Hungary ready to sue EU over cuts to Erasmus funding

Hungary ready to sue EU over cuts to Erasmus funding

Hungary's government will bring legal action against the European Union's executive arm if it cannot reach an agreement on EU funding for university study-abroad programmes, a government minister said on Thursday.

More than €12 billion of EU funds for Hungary were frozen last month, including €5.8 billion in post-COVID recovery funding and €6.3 billion under the rule of law mechanism.

The latter envelope represents a 55% cut in EU funds the country was scheduled to receive for three operational programmes under the cohesion policy and will impact the Erasmus student exchange programme at many Hungarian universities.

Gergely Gulyas, chief of staff to Prime Minister Viktor Orban, told reporters this was “unacceptable and unbearable.”

He added during his news conference that it will take the case to the European Court of Justice if a compromise isn’t reached and that the government would provide financing for the programme if EU funds do not arrive.

Hungary's higher education system has undergone sweeping changes since 2019 that have seen the control of universities transferred to publicly funded foundations often led by serving politicians from the ruling conservative Fidesz party, and which according to the EU, do not protect academic freedom from political interference.

Hungary had until 19 November to pass a slew of reforms to address democratic backsliding concerns after the European Commission triggered its new rule of law conditionality mechanism in late April.

These reforms aimed to strengthen judiciary independence, introduce new rules on auditing and reporting on EU funds, create new independent anti-corruption bodies, and stronger rules to crack down on conflicts of interest.

The Commission ruled in late November that although Budapest had undertaken a number of reforms, it had "failed to adequately implement central aspects of the necessary 17 remedial measures".

The European Council validated the Commission's analysis in mid-December and blocked the cohesion funds, as well as the disbursement of the post-COVID recovery money, until Budapest implements 27 so-called "super-milestones" that include the 17 initial reforms.
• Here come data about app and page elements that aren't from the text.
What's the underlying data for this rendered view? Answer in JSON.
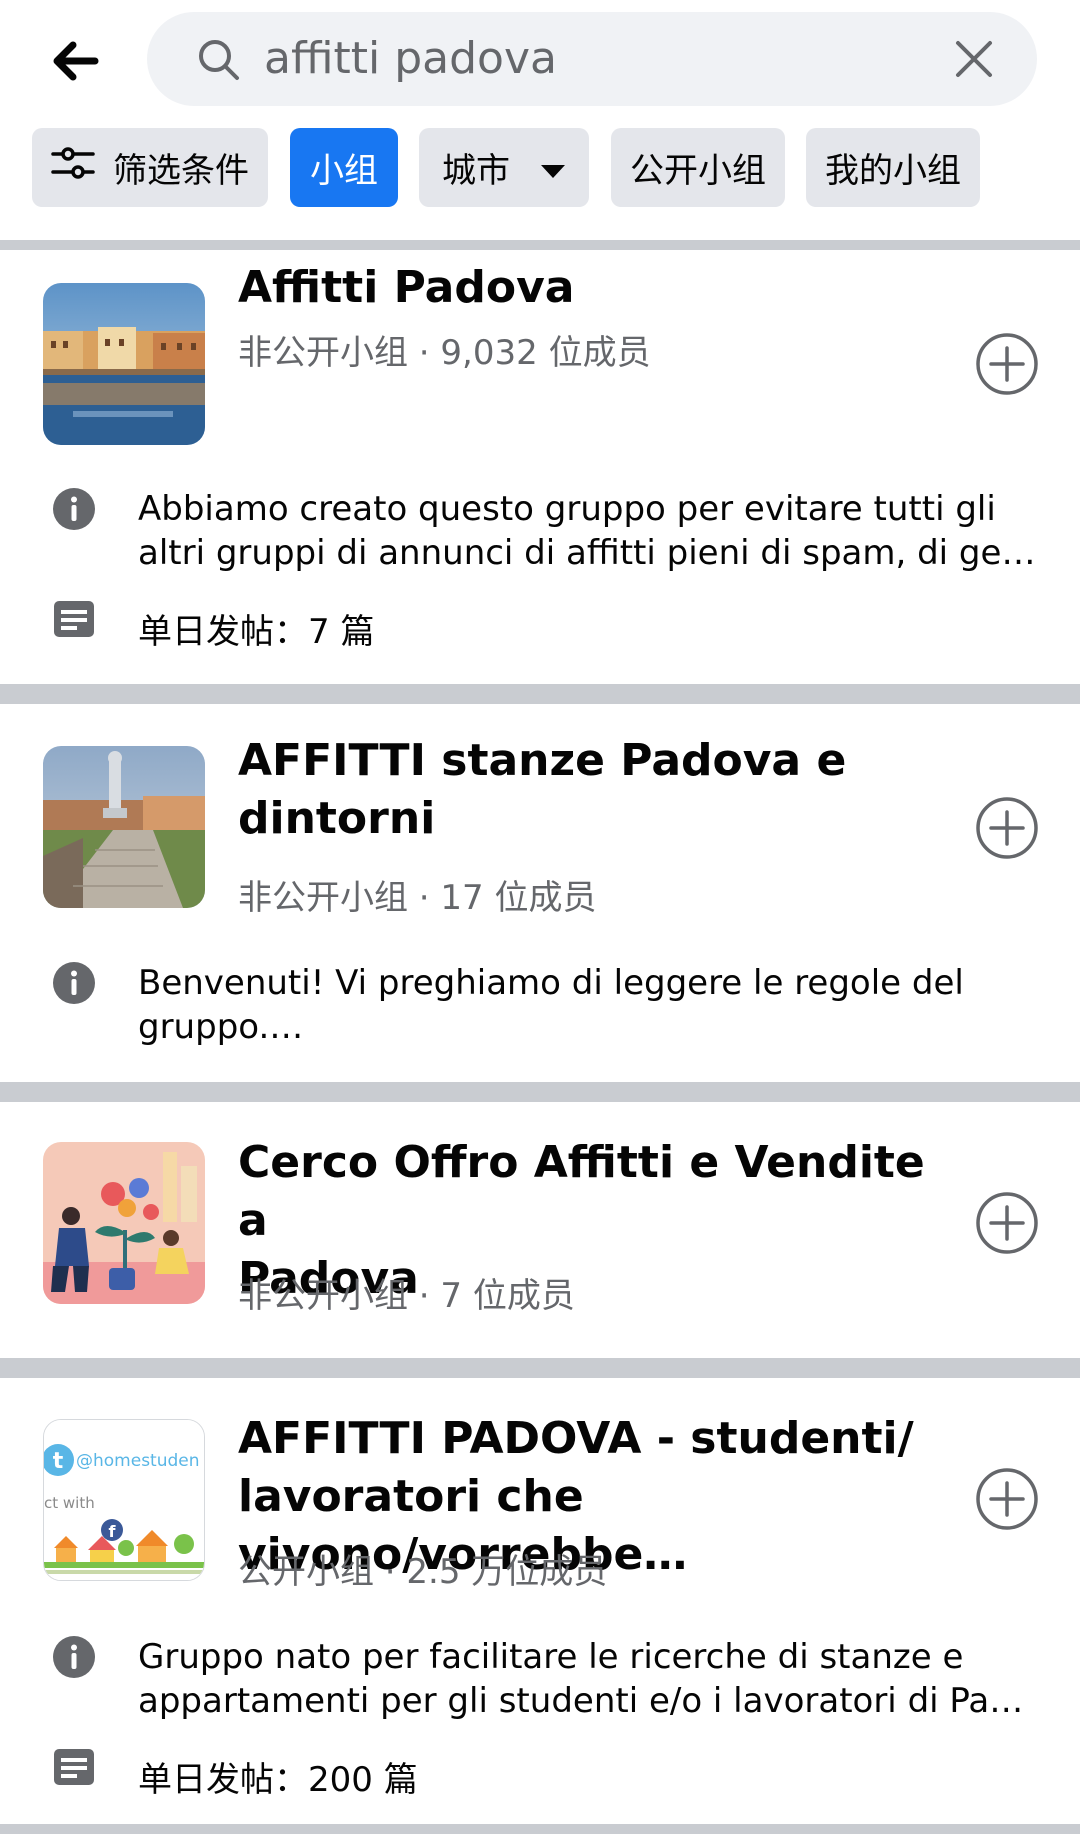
{
  "search": {
    "query": "affitti padova"
  },
  "filters": {
    "filter_label": "筛选条件",
    "groups_label": "小组",
    "city_label": "城市",
    "public_label": "公开小组",
    "mine_label": "我的小组"
  },
  "results": [
    {
      "title": "Affitti Padova",
      "meta": "非公开小组 · 9,032 位成员",
      "desc_line1": "Abbiamo creato questo gruppo per evitare tutti gli",
      "desc_line2": "altri gruppi di annunci di affitti pieni di spam, di gente…",
      "posts": "单日发帖：7 篇"
    },
    {
      "title_line1": "AFFITTI stanze Padova e",
      "title_line2": "dintorni",
      "meta": "非公开小组 · 17 位成员",
      "desc_line1": "Benvenuti! Vi preghiamo di leggere le regole del",
      "desc_line2": "gruppo.…"
    },
    {
      "title_line1": "Cerco Offro Affitti e Vendite a",
      "title_line2": "Padova",
      "meta": "非公开小组 · 7 位成员"
    },
    {
      "title_line1": "AFFITTI PADOVA - studenti/",
      "title_line2": "lavoratori che vivono/vorrebbe…",
      "meta": "公开小组 · 2.5 万位成员",
      "desc_line1": "Gruppo nato per facilitare le ricerche di stanze e",
      "desc_line2": "appartamenti per gli studenti e/o i lavoratori di Pado…",
      "posts": "单日发帖：200 篇",
      "thumb_text": "@homestuden",
      "thumb_text2": "ct with"
    }
  ],
  "colors": {
    "accent": "#1877f2",
    "chip_bg": "#e4e6eb",
    "divider": "#c9ccd1",
    "secondary_text": "#65676b"
  },
  "icons": [
    "back-arrow-icon",
    "search-icon",
    "close-icon",
    "filter-sliders-icon",
    "caret-down-icon",
    "info-icon",
    "post-icon",
    "plus-circle-icon"
  ]
}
Gulyas insisted that Hungary had done everything requested of it by the Commission to prevent conflicts of interest in the leadership of higher education institutions.

Still, he said, if the Commission requests that senior Hungarian politicians not be permitted to serve on universities' boards of trustees, Hungary is willing to further modify its rules.

A spokesperson for the Commission meanwhile said on Monday that under the Eu fund freeze, Hungary is "forbidden for the time being to enter into legal commitments with so-called public interest trusts involving EU funding".

Legal commitments entered into until December 15 are not impacted.

Balazs Ukvari also told reporters that the rule of law mechanism provides for the final beneficiaries of EU funds to be protected even in case of a freeze with the government of the country expected to hand out the funds themselves.

"With regard to projects for which a legal commitment exists, the member state in question would have to essentially make up for that and would have to basically account for the contribution that is being held by the commission," he said.